Okay, it’s impossible to name the best cookbooks. This year, after all, featured a top-to-bottom run-through of The Joy of Cooking, at least one edition of which every household must own. Picture books? History? Chef extravaganzas? You’ll find all of these below, as well as one very welcome dessert-book reissue. I try to read dozens of new guides a year; I want to cook from a much smaller subset. Here are five that check both boxes.
All About Dinner: Simple Meals, Expert Advice, Molly Stevens
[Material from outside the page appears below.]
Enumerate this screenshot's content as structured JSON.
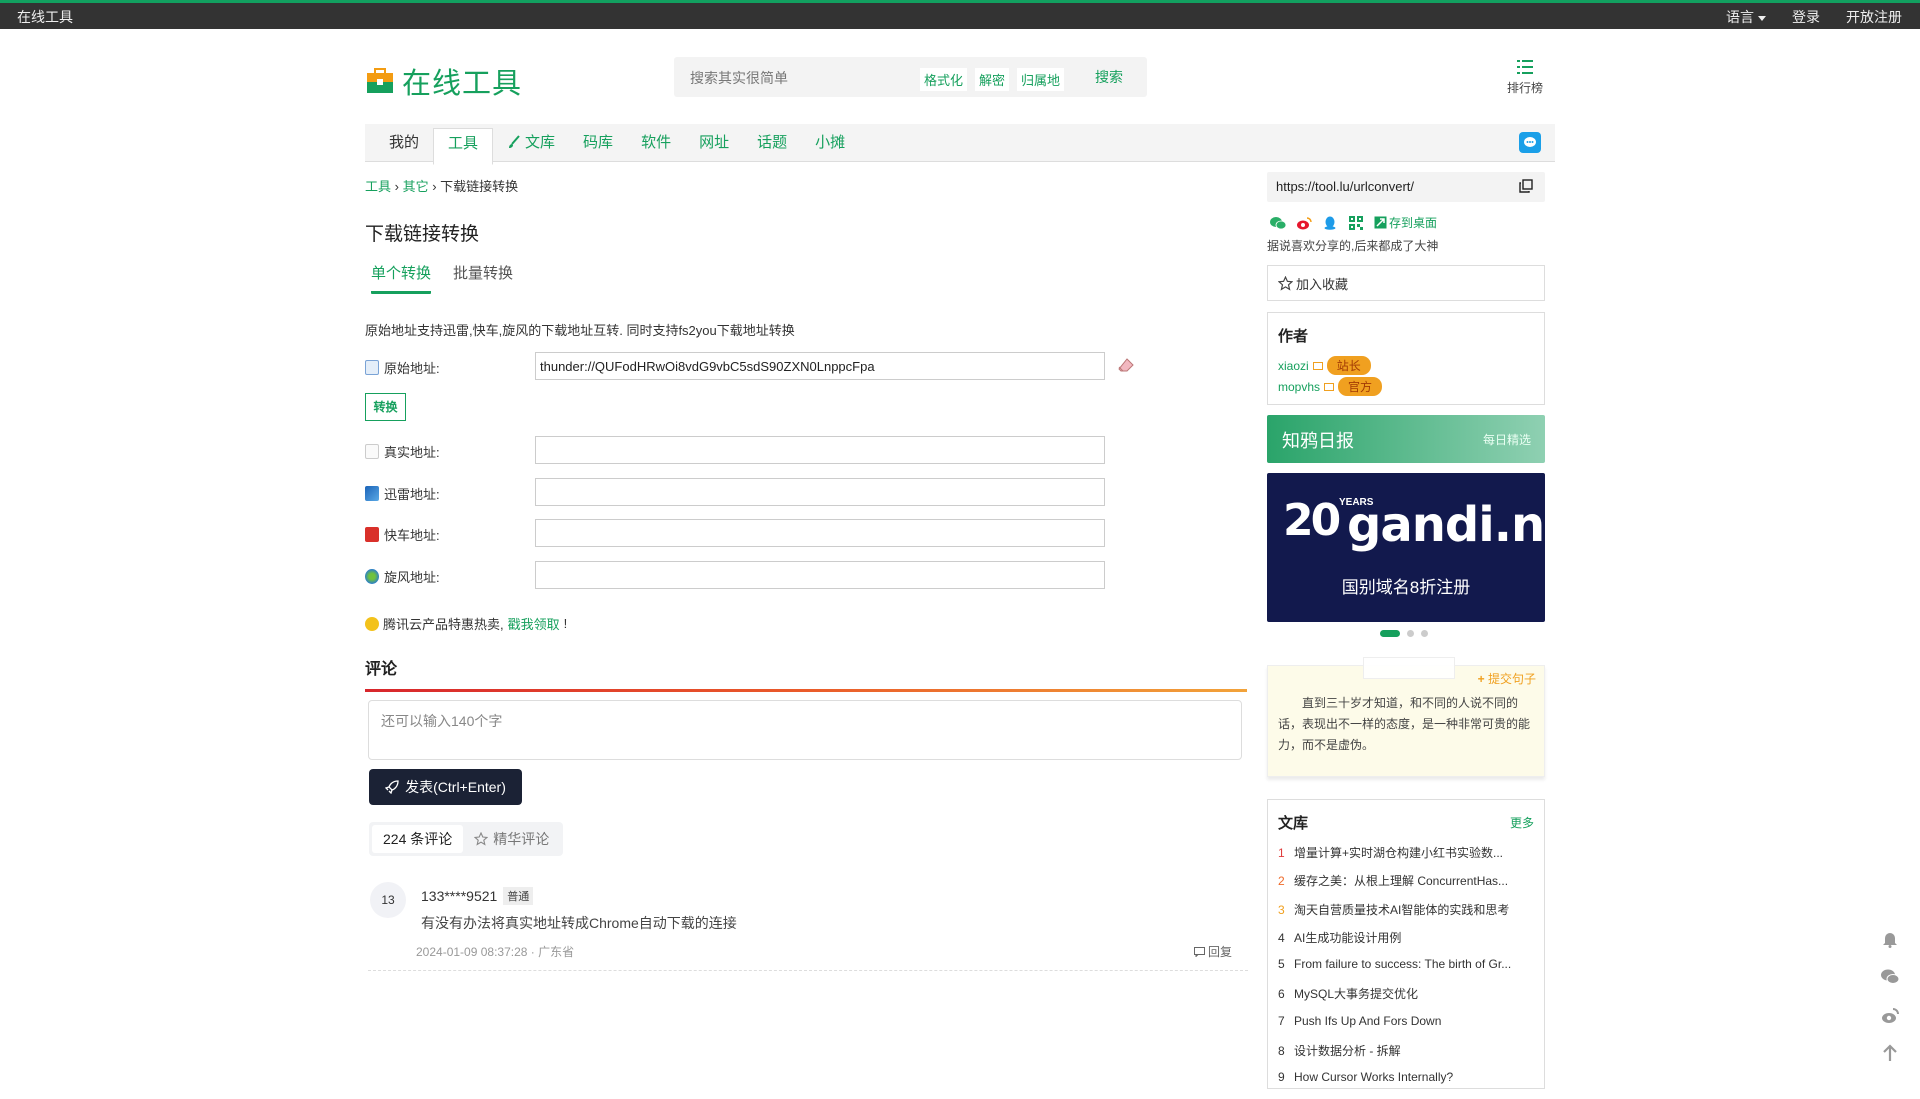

Certain earnest cooks lament that though they have good palates and, yes, refined taste, they just don’t have the instincts that would lead to casually saying, “One of my favorite ways to serve an herb salad is piled on top of rounds of broiled or grilled eggplant seasoned with toasted cumin seeds and ground sumac, the lemony, sweet-tart, deep crimson spice.” It’s the kind of thing Sam Sifton calls a no-recipe recipe, and it’s not the kind of thing I casually come up with. The eggplant suggestion comes from Molly Stevens, an infallible teacher and writer. All About Dinner is a simple, homey book whose forgiving recipes are undergirded by years of thought and learning by doing.